Morning Bulletin editor Frazer Pearce
Morning Bulletin editor Frazer Pearce

Bulletin editor rejects de-amalgamation advocates claims

I REJECT councillors Bill Ludwig and Tom Wyatt's claims of bias against The Morning Bulletin.

"For two weekends in a row the Bulletin has run major pro-amalgamation features with virtually no 'YES' articles to provide a balanced perspective," says Cr Ludwig in a complaint to this paper.

The "features" Bill refers to were reports from statements released by former Rockhampton Regional Council mayor Brad Carter and a report by CQUniversity professsor John Rolfe.

We did not approach these men - they offered their opinion and we decided it would be of value to readers - regardless of which side they took.

We didn't go back to them after hearing their views and ask them to be kinder to the yes-vote argument.

This was their opinion and was never meant to be anything else.

Why was it worth publishing?

Because of their expertise and background their opinions on this subject are worth something.

I did not sit back and consider the content before deciding to run the reports.

This was it, warts and all.

I can guarantee Bill and Tom would not be complaining if Mr Carter and Mr Rolfe had decided to favour the de-amalgamation yes-vote.

I notice Mr Ludwig and Mr Wyatt make no mention of the article about big hikes in residential rates on the Capricorn Coast on page 16 of Saturday's edition.

I notice they didn't complain about the David v Goliath story on February 8 where Capricorn Coast Independent Movement president Paul Lancaster accused One Capricorn Region of "unscrupulous tactics".

What Bill and Tom fail to understand is that the Carter and Rolfe pieces were offered and not sought out by this paper.
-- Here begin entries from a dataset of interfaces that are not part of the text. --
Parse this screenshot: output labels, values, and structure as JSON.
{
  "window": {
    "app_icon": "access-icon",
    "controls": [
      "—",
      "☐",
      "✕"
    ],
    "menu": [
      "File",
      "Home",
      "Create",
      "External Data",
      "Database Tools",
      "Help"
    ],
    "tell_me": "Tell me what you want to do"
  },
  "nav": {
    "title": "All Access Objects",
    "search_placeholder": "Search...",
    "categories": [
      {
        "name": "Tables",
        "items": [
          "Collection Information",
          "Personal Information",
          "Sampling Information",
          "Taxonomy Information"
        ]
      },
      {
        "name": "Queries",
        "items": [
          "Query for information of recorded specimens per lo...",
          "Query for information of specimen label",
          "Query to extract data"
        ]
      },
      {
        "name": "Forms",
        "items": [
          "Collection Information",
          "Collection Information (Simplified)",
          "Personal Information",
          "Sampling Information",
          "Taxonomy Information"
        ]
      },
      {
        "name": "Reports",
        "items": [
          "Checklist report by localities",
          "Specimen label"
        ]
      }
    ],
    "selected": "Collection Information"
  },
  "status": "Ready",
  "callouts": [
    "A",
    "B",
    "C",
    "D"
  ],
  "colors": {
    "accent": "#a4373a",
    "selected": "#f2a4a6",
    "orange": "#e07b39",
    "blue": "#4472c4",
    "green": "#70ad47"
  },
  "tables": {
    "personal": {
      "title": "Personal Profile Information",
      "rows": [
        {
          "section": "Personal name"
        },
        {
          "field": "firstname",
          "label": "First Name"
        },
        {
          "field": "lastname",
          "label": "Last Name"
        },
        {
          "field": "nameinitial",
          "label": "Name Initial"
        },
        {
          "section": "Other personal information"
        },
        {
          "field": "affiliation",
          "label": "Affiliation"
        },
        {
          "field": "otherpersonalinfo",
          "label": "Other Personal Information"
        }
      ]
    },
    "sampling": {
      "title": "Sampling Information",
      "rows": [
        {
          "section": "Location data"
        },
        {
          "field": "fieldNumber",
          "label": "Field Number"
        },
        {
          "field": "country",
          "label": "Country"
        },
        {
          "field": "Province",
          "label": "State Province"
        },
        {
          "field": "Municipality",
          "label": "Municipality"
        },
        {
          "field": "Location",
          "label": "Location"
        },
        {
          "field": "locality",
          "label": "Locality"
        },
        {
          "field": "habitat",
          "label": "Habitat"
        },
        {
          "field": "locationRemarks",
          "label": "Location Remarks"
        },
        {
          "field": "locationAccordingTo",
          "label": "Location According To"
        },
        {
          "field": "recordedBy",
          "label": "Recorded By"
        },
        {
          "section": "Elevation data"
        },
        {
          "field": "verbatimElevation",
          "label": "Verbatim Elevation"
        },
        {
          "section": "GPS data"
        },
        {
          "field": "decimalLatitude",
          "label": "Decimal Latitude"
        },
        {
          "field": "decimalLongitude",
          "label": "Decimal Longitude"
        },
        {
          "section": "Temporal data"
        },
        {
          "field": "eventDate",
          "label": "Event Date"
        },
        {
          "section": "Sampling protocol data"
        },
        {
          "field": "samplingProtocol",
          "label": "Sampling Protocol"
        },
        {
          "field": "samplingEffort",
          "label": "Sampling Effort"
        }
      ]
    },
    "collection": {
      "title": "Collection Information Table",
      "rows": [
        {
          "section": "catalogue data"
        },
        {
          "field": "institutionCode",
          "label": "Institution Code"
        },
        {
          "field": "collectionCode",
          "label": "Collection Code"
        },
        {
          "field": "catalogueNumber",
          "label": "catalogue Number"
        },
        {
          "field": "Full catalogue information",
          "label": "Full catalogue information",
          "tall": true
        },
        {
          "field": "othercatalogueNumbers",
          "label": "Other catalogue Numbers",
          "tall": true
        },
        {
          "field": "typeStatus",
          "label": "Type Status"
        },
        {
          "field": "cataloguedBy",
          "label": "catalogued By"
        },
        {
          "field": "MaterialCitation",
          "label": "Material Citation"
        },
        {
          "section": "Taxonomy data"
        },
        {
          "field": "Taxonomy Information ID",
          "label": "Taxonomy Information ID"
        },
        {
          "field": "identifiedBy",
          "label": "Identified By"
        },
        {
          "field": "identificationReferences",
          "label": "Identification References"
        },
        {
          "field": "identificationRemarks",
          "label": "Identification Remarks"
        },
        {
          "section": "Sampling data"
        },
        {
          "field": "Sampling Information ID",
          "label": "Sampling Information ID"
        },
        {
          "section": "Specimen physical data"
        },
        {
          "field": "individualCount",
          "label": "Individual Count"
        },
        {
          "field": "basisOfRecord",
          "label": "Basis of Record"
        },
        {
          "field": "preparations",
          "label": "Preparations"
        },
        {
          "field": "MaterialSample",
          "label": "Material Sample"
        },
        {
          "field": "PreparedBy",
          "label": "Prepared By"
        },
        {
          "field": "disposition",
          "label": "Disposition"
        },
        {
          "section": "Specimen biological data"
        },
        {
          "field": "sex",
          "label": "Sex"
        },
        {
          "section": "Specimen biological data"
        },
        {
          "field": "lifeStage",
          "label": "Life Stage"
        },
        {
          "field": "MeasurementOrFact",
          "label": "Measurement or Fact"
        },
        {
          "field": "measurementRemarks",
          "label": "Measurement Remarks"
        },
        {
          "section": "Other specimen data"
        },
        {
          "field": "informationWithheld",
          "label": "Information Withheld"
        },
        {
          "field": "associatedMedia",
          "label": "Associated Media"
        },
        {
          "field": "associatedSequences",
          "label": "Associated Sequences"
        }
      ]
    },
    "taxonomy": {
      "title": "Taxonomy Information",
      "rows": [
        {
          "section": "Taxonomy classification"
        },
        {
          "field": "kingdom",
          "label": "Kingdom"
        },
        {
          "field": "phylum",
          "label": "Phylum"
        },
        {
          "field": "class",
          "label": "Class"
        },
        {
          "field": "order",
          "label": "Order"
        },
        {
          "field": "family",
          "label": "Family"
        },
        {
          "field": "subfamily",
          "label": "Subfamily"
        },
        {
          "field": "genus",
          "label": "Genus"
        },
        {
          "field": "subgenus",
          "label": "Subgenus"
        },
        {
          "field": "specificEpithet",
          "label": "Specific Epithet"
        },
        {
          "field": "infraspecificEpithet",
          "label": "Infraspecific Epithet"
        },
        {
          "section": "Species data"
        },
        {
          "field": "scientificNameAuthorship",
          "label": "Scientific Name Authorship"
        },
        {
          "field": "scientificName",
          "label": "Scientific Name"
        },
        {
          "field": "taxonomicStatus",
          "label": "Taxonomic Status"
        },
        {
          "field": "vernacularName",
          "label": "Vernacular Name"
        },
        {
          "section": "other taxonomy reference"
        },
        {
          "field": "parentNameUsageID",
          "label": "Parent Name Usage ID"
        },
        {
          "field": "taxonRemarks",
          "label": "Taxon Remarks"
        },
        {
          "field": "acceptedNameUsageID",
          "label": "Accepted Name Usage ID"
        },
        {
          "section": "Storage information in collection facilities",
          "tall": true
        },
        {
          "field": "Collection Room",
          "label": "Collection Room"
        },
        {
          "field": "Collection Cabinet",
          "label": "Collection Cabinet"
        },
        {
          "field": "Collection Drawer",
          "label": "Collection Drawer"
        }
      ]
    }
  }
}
If messrs Ludwig and Wyatt wish to respond - go for it.

We have published many different views and theories - on the pros and cons of de-amalgamation - and readers can take them at face value.

I know a lot of people are still confused about the different cost figures being bandied around by both sides.

Queensland Treasury Corporation found the initial cost for Livingstone to de-amalgamate would be $9,983,000 or an extra $429 per ratepayer in the first year.

Sure, initial costs are part of it, but for me, this decision should be about what is the best way forward for the Capricorn Coast over the long term. And for me that is an easy choice.

Small win in breakthrough medicine for cancer patients

Premium Content Small win in breakthrough medicine for cancer patients

Patients deemed unsuitable for standard treatment will receive revolutionary...

Scholarship offered to research the health of Fitzroy Basin

Premium Content Scholarship offered to research the health of Fitzroy Basin

$2000 is being offered to attract a CQUniversity student to research the health of...

UPDATE: Lucky escape after driver ‘runs red light’

Premium Content UPDATE: Lucky escape after driver ‘runs red light’

Police reportedly stumbled upon the incident while travelling through the area.